Data about app and page elements:

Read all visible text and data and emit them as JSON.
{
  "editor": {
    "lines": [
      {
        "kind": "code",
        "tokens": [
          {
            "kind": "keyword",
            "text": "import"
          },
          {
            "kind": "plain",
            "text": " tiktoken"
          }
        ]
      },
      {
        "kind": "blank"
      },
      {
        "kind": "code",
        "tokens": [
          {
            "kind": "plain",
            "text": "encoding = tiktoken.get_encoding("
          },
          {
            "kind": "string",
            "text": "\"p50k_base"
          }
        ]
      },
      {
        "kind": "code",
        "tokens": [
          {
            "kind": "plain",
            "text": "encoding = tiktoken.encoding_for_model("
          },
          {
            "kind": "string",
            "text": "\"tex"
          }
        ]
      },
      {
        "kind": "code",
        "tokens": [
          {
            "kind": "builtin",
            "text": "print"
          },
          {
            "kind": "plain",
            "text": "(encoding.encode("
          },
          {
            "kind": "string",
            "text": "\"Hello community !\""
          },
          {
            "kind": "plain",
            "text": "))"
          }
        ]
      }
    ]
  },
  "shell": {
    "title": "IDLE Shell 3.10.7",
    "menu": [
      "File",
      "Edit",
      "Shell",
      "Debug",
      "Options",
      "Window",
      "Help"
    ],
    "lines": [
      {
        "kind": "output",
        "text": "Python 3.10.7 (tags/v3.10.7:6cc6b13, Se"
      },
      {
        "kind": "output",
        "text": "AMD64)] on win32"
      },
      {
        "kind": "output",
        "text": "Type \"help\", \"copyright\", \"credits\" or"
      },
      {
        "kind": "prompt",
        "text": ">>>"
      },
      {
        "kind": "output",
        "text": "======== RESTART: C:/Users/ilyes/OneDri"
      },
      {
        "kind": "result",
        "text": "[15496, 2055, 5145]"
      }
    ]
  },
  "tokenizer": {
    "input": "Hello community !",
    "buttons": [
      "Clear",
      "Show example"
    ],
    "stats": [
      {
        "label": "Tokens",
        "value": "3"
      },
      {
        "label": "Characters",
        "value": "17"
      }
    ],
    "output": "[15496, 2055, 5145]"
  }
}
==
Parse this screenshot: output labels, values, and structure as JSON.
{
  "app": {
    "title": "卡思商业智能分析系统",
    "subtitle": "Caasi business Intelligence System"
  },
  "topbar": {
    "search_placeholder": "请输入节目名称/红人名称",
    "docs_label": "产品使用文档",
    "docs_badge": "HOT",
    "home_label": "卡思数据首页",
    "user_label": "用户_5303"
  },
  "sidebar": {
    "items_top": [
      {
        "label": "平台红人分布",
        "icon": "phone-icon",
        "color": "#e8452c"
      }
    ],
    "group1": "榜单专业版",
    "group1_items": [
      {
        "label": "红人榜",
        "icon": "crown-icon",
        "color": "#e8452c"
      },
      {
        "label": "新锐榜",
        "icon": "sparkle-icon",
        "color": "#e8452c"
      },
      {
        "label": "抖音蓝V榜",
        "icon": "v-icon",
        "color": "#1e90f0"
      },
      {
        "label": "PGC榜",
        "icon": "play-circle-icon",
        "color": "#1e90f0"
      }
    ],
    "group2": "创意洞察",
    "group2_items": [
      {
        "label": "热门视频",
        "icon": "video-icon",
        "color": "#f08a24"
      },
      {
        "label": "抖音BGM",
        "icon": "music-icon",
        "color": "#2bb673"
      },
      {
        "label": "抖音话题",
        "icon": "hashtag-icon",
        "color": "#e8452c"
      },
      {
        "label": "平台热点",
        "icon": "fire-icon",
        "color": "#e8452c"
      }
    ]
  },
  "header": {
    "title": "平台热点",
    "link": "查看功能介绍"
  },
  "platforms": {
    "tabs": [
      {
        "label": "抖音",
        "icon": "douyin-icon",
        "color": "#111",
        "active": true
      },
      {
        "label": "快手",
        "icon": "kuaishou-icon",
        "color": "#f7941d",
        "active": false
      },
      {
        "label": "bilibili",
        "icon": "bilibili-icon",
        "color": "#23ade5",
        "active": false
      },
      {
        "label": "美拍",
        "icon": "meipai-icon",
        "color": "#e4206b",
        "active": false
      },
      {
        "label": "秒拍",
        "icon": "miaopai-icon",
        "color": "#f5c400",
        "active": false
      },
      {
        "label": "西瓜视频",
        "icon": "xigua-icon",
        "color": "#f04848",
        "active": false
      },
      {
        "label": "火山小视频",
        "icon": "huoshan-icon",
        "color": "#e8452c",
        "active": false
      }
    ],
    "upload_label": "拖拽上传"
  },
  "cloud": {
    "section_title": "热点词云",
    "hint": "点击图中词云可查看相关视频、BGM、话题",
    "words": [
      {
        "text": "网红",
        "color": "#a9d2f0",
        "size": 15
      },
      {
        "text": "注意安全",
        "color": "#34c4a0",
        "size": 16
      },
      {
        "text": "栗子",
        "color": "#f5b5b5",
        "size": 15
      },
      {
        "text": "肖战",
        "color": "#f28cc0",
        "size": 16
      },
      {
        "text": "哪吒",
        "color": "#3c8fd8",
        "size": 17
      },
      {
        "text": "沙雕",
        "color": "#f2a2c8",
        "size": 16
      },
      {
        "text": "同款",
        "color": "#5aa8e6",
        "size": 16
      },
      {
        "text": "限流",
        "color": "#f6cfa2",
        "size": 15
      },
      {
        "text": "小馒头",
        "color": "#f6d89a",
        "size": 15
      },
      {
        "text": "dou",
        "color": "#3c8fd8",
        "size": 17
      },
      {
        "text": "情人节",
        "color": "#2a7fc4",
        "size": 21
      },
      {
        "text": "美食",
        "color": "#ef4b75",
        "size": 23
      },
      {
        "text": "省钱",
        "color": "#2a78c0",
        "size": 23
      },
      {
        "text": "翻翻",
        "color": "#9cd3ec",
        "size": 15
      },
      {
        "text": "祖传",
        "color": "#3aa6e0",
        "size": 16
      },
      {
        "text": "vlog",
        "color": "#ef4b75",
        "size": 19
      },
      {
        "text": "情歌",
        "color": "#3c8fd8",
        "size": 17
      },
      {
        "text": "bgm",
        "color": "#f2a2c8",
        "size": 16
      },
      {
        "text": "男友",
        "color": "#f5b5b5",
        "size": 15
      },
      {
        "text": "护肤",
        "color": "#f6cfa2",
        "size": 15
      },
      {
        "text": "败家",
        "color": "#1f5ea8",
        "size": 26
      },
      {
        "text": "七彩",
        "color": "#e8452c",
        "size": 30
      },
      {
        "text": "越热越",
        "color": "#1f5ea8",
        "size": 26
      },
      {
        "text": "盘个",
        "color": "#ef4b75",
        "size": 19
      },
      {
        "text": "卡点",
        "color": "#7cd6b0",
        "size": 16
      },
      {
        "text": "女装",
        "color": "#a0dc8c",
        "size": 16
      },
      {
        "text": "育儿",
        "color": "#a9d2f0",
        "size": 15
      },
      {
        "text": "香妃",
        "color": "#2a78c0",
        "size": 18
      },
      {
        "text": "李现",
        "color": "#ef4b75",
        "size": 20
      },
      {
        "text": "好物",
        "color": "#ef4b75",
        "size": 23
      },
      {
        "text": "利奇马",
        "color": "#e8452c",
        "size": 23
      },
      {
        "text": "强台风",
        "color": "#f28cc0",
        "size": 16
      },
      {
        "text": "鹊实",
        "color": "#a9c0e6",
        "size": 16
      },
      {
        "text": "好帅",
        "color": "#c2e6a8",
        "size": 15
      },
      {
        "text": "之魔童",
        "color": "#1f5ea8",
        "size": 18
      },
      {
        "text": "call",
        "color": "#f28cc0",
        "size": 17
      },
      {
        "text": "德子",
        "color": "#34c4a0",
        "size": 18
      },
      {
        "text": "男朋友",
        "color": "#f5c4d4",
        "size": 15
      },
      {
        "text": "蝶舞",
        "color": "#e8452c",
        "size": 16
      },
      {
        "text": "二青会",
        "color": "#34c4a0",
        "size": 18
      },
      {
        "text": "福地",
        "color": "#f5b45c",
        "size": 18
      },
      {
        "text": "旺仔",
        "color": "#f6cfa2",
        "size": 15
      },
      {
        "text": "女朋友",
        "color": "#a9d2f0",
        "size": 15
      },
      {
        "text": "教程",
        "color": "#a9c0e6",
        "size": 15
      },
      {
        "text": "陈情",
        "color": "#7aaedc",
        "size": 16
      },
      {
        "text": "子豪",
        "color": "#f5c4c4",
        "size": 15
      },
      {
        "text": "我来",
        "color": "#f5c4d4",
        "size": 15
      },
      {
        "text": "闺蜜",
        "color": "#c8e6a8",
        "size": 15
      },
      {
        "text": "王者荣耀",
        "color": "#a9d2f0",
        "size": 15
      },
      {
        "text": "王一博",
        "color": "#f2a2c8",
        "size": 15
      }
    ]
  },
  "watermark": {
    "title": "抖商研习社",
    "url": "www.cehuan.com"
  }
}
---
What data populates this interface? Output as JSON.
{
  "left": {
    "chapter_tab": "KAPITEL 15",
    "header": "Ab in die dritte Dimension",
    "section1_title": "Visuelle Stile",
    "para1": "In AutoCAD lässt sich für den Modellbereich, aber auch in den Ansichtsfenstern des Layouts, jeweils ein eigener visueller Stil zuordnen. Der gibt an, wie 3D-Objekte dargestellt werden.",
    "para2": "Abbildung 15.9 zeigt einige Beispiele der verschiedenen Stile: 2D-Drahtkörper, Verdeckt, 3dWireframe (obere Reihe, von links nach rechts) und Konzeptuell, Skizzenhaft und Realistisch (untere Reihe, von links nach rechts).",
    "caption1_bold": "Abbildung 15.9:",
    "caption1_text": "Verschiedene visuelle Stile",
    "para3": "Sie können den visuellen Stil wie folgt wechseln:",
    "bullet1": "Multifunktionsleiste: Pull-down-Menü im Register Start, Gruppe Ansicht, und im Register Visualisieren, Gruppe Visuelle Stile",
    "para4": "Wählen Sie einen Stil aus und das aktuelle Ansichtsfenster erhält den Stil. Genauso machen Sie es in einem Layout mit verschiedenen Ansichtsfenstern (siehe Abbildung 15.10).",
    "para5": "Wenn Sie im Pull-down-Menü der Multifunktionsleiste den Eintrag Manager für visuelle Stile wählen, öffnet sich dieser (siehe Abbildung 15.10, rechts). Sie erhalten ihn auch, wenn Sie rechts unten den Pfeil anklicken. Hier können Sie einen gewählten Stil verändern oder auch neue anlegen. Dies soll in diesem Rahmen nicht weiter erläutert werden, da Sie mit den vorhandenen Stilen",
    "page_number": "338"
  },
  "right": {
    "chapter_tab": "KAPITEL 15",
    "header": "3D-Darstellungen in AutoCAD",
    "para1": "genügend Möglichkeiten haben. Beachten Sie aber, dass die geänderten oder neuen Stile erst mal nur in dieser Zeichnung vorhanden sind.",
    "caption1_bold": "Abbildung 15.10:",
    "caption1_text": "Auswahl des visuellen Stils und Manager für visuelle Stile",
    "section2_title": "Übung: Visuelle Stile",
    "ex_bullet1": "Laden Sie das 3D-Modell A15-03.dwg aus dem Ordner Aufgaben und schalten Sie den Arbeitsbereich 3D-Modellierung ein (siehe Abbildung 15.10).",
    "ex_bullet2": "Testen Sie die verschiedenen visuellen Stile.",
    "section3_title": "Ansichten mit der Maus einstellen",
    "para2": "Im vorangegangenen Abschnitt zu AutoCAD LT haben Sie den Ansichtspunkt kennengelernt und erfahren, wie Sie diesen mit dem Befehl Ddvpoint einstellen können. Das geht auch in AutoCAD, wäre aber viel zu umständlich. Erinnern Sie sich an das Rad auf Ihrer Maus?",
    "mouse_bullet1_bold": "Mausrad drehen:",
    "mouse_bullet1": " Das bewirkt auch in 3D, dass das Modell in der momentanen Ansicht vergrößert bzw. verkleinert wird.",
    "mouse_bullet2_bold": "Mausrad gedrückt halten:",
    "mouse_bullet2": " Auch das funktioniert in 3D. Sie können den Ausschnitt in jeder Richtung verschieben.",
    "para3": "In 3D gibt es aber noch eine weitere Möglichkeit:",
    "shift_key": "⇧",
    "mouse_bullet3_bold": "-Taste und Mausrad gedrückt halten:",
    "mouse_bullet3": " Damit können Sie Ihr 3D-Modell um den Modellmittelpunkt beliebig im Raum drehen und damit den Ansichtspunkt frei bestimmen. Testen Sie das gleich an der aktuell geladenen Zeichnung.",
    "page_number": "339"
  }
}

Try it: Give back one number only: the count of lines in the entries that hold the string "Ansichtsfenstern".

Response: 2